MOGADISHU - Somali President Hassan Sheikh Mohamud escaped unhurt Tuesday from an ambush on his heavily armoured convoy claimed by Al-Qaeda linked Islamists, the latest attack targeting the internationally backed leader.
Shebab gunmen claimed to have ambushed the convoy as it travelled to the port of Merka south of the capital and boasted of destroying vehicles with rocket-propelled grenades.
But officials said that the attack had failed and all in the presidential entourage were safe.
"Gunmen tried to disrupt the president's trip ... but I can confirm the president and his delegation are well and reached their final destination Merka to have meetings with local community," said Somali army official Mohamed Qorey, speaking by telephone from Merka.
The president was travelling in an armoured convoy from the 17,700-strong African Union force (AMISOM) that fights alongside the Somali army against Shebab gunmen.
"We ambushed a convoy that was escorting the self-appointed Somali president," Shebab spokesman Abdulaziz Abu Musab told AFP.
The attack took place at the small settlement of Buffow, close to Merka, a former Shebab stronghold captured one year ago around 100 kilometres (60 miles) south of the capital.

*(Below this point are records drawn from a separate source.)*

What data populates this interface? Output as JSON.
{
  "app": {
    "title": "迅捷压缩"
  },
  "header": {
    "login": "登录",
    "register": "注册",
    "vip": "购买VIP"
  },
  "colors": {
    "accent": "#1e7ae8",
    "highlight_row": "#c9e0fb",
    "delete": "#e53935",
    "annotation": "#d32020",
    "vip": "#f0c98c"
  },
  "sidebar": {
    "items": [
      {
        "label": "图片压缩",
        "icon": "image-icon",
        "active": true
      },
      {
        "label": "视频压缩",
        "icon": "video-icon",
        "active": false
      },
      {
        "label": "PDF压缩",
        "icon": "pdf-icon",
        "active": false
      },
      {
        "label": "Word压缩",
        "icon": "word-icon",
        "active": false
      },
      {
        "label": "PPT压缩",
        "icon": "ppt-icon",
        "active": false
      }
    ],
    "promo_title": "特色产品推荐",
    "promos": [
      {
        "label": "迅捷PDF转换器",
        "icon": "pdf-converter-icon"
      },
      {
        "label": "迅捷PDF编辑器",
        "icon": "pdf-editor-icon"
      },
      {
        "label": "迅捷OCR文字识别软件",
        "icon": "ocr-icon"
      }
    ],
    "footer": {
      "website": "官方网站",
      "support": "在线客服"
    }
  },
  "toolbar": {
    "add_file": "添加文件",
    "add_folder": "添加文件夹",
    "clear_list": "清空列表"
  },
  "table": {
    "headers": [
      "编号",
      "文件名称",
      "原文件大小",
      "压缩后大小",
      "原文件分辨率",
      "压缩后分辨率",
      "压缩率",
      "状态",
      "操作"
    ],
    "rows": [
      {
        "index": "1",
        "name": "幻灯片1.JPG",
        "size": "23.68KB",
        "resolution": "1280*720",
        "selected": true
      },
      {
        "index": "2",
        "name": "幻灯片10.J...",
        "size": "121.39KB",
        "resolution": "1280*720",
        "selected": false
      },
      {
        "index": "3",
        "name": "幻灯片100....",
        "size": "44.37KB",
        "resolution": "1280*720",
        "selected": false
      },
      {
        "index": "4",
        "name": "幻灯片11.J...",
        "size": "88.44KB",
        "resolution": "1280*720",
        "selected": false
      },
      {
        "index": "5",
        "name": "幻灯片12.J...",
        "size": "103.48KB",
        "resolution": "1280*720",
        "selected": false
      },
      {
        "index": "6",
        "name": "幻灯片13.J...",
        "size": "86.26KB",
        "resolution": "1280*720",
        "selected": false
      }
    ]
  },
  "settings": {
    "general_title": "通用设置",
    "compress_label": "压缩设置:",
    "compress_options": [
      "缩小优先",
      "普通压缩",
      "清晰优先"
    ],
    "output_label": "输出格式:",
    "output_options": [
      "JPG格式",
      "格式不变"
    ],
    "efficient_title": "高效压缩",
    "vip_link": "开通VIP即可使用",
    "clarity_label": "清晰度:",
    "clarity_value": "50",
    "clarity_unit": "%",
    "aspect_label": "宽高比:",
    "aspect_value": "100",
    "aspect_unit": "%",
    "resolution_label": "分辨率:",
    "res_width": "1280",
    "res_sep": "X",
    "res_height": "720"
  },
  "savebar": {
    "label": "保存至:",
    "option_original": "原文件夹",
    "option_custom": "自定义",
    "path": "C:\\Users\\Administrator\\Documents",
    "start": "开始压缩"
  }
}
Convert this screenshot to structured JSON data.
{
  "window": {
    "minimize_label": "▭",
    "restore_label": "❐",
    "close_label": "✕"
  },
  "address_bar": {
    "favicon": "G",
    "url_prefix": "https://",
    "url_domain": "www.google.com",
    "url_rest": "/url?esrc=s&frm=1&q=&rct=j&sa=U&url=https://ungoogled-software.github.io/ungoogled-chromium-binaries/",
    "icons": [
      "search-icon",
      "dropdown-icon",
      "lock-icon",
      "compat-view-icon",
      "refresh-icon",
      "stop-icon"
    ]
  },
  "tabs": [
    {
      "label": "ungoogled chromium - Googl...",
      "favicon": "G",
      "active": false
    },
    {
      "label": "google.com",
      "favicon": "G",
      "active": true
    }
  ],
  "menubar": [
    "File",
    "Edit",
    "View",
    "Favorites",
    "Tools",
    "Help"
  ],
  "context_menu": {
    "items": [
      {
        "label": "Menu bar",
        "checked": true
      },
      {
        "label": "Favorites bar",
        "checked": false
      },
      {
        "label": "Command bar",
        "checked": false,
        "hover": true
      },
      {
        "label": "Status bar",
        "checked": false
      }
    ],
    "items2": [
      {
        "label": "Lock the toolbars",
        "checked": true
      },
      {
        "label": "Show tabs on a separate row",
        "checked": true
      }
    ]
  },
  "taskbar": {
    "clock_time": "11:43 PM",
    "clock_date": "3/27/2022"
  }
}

"The presidential convoy was attacked but they have continued after about 15 minutes of heavy gunfire," said Ibrahim Adan, a resident of Buffow.
One Somali government soldier was wounded, according to local elder Omar Moalim.
Diplomatic sources played down the attacks saying it had consisted of little more than a roadside bomb.
Residents in Merka said Mohamud appeared in the port, greeting officials and residents as he toured the town.
"He was fine and well, meeting the people who had come to see him," said Nasir Abdirahmam, a resident of Merka.
Somalia's weak central government, selected in a UN-backed process in August 2012, has made some progress in Mogadishu but has little concrete influence outside the capital.
The government was the first to be given global recognition since the collapse of Somalia's hardline regime in 1991.
But the authorities have been dealt a number of setbacks in recent months, including a string of Shebab attacks, accusations of rape against the army and AU soldiers and a pull-out by aid workers because of a wave of kidnappings and killings.
Shebab fighters in May 2012 ambushed the convoy of Mohamud's predecessor, Sheikh Sharif Sheikh Ahmed, but the president escaped unharmed.
More recently, Shebab fighters have carried out a series of bombings, attacks and killings aimed at overthrowing the government.
UN Monitoring Group reports in July estimated the Shebab are still some 5,000 strong, and said they remain the "principal threat to peace and security to Somalia".
In June, Shebab suicide commandos carried out a brazen daylight attack on a fortified United Nations compound, and in July a suicide car bomber attacked a Turkish embassy complex in the city.
Last month Doctors Without Borders - an aid agency that has earned a reputation for working in the toughest of conditions - closed all its operations in the war-torn country, warning of growing insecurity.